[Entries taken from a collection]
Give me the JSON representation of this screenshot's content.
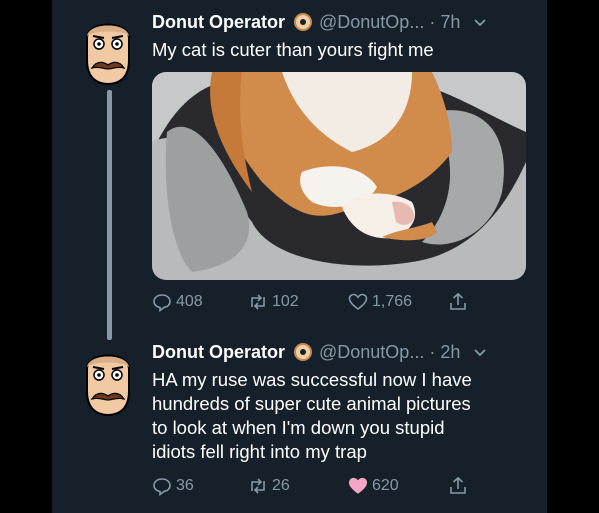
{
  "tweets": [
    {
      "display_name": "Donut Operator",
      "handle_time": "@DonutOp... · 7h",
      "text": "My cat is cuter than yours fight me",
      "stats": {
        "replies": "408",
        "retweets": "102",
        "likes": "1,766"
      },
      "liked": false
    },
    {
      "display_name": "Donut Operator",
      "handle_time": "@DonutOp... · 2h",
      "text_lines": [
        "HA my ruse was successful now I have",
        "hundreds of super cute animal pictures",
        "to look at when I'm down you stupid",
        "idiots fell right into my trap"
      ],
      "stats": {
        "replies": "36",
        "retweets": "26",
        "likes": "620"
      },
      "liked": true
    }
  ],
  "colors": {
    "background": "#15202b",
    "muted": "#8899a6",
    "like_active": "#e0245e",
    "like_active_soft": "#f4a6c4"
  },
  "icons": [
    "avatar-mustache-face",
    "donut-icon",
    "chevron-down-icon",
    "reply-icon",
    "retweet-icon",
    "heart-icon",
    "share-icon"
  ]
}
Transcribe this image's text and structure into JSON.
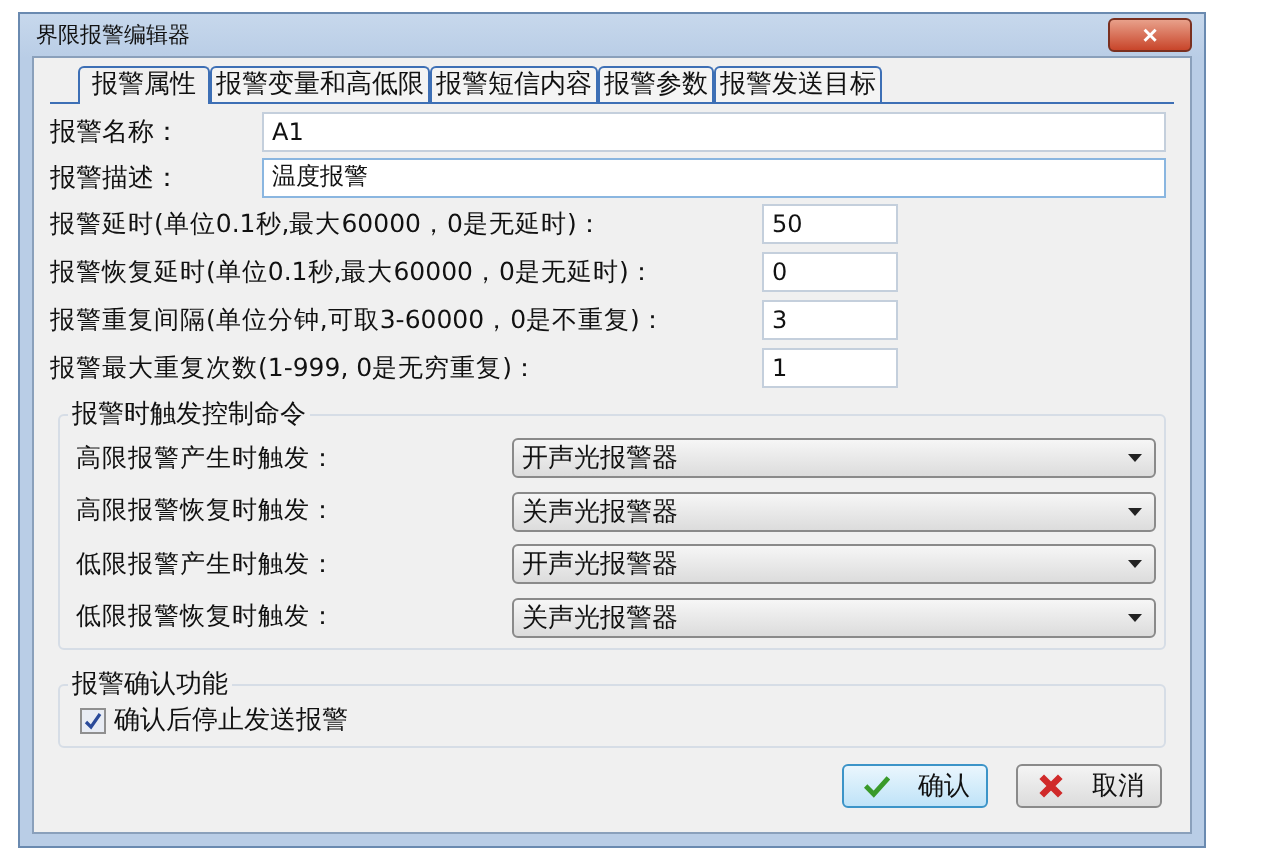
{
  "window": {
    "title": "界限报警编辑器",
    "close": "×"
  },
  "tabs": [
    {
      "label": "报警属性",
      "selected": true
    },
    {
      "label": "报警变量和高低限",
      "selected": false
    },
    {
      "label": "报警短信内容",
      "selected": false
    },
    {
      "label": "报警参数",
      "selected": false
    },
    {
      "label": "报警发送目标",
      "selected": false
    }
  ],
  "text_fields": [
    {
      "label": "报警名称：",
      "value": "A1"
    },
    {
      "label": "报警描述：",
      "value": "温度报警"
    }
  ],
  "number_fields": [
    {
      "label": "报警延时(单位0.1秒,最大60000，0是无延时)：",
      "value": "50"
    },
    {
      "label": "报警恢复延时(单位0.1秒,最大60000，0是无延时)：",
      "value": "0"
    },
    {
      "label": "报警重复间隔(单位分钟,可取3-60000，0是不重复)：",
      "value": "3"
    },
    {
      "label": "报警最大重复次数(1-999, 0是无穷重复)：",
      "value": "1"
    }
  ],
  "trigger_group": {
    "title": "报警时触发控制命令",
    "rows": [
      {
        "label": "高限报警产生时触发：",
        "value": "开声光报警器"
      },
      {
        "label": "高限报警恢复时触发：",
        "value": "关声光报警器"
      },
      {
        "label": "低限报警产生时触发：",
        "value": "开声光报警器"
      },
      {
        "label": "低限报警恢复时触发：",
        "value": "关声光报警器"
      }
    ]
  },
  "confirm_group": {
    "title": "报警确认功能",
    "checkbox": {
      "label": "确认后停止发送报警",
      "checked": true
    }
  },
  "buttons": [
    {
      "label": "确认",
      "kind": "ok"
    },
    {
      "label": "取消",
      "kind": "cancel"
    }
  ]
}
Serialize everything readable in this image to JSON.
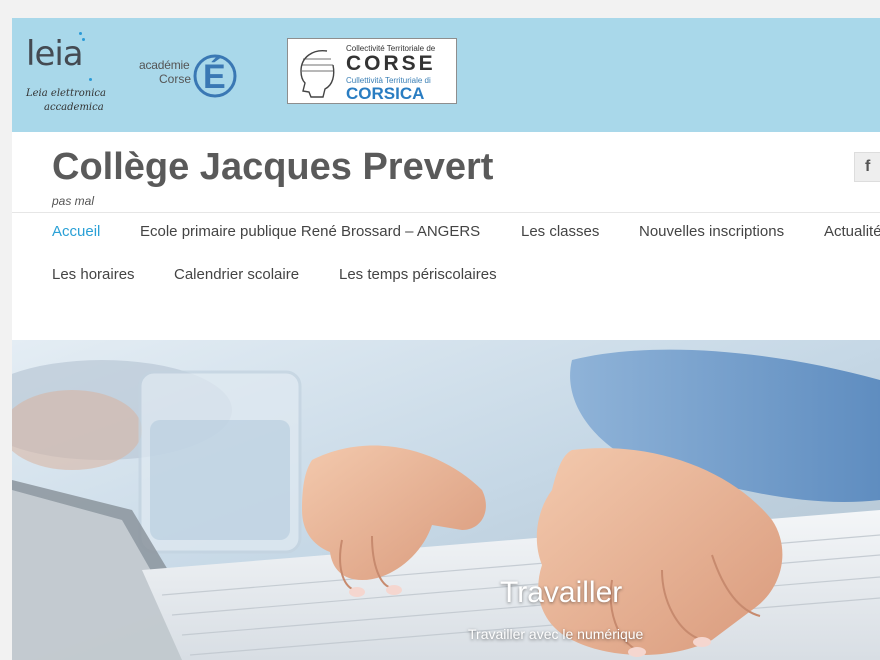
{
  "banner": {
    "leia": {
      "word": "leia",
      "line1": "Leia elettronica",
      "line2": "accademica"
    },
    "academie": {
      "line1": "académie",
      "line2": "Corse",
      "letter": "É"
    },
    "ctc": {
      "line1": "Collectivité Territoriale de",
      "line2": "CORSE",
      "line3": "Cullettività Territuriale di",
      "line4": "CORSICA"
    },
    "colors": {
      "background": "#a9d8ea",
      "brand_blue": "#2a7dc2"
    }
  },
  "header": {
    "title": "Collège Jacques Prevert",
    "tagline": "pas mal",
    "social": {
      "facebook_label": "f",
      "icon": "facebook-icon"
    }
  },
  "nav": {
    "accent_color": "#2aa0d6",
    "items": [
      {
        "label": "Accueil",
        "active": true
      },
      {
        "label": "Ecole primaire publique René Brossard – ANGERS"
      },
      {
        "label": "Les classes"
      },
      {
        "label": "Nouvelles inscriptions"
      },
      {
        "label": "Actualité"
      },
      {
        "label": "Les horaires"
      },
      {
        "label": "Calendrier scolaire"
      },
      {
        "label": "Les temps périscolaires"
      }
    ]
  },
  "hero": {
    "title": "Travailler",
    "subtitle": "Travailler avec le numérique",
    "image": "hands-typing-on-keyboard-photo"
  }
}
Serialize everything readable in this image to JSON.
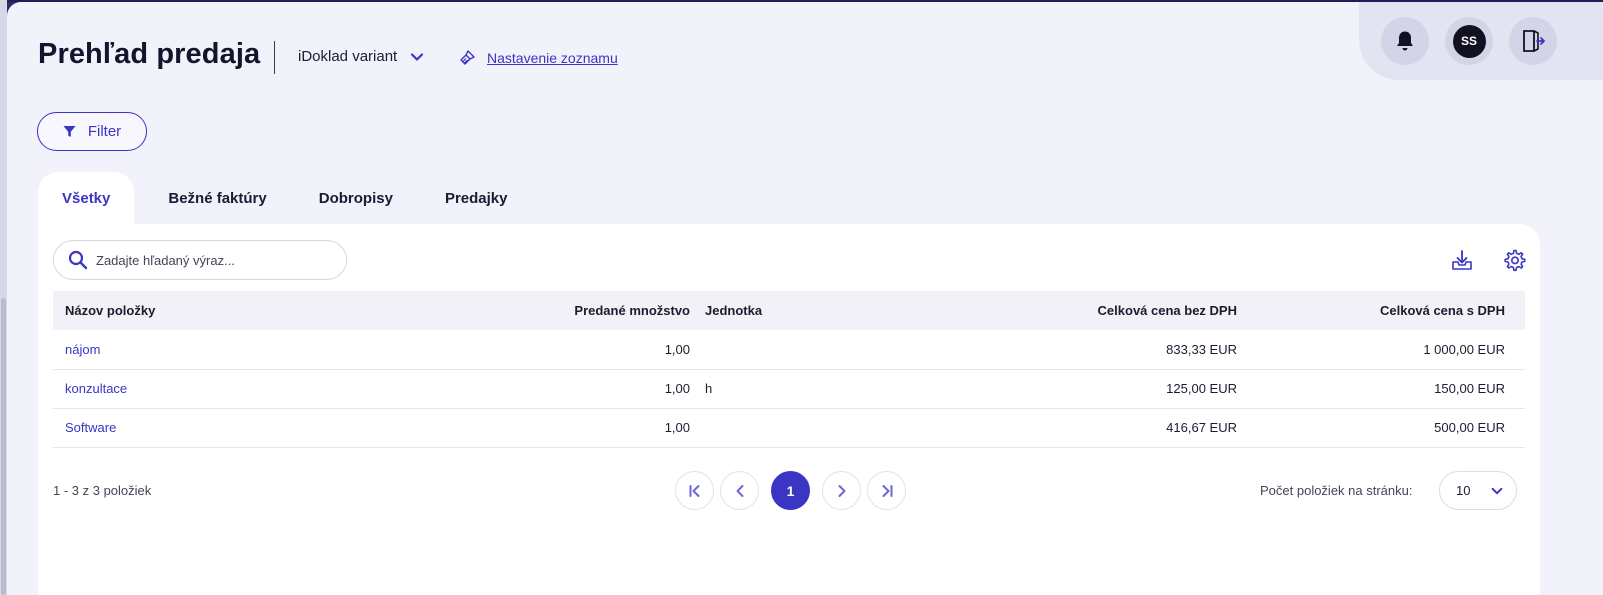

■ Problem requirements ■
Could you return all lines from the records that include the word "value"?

■ Output of the task ■
      "value": "A1"
      "value": "温度报警"
      "value": "50"
      "value": "0"
      "value": "3"
      "value": "1"
        "value": "开声光报警器"
        "value": "关声光报警器"
        "value": "开声光报警器"
        "value": "关声光报警器"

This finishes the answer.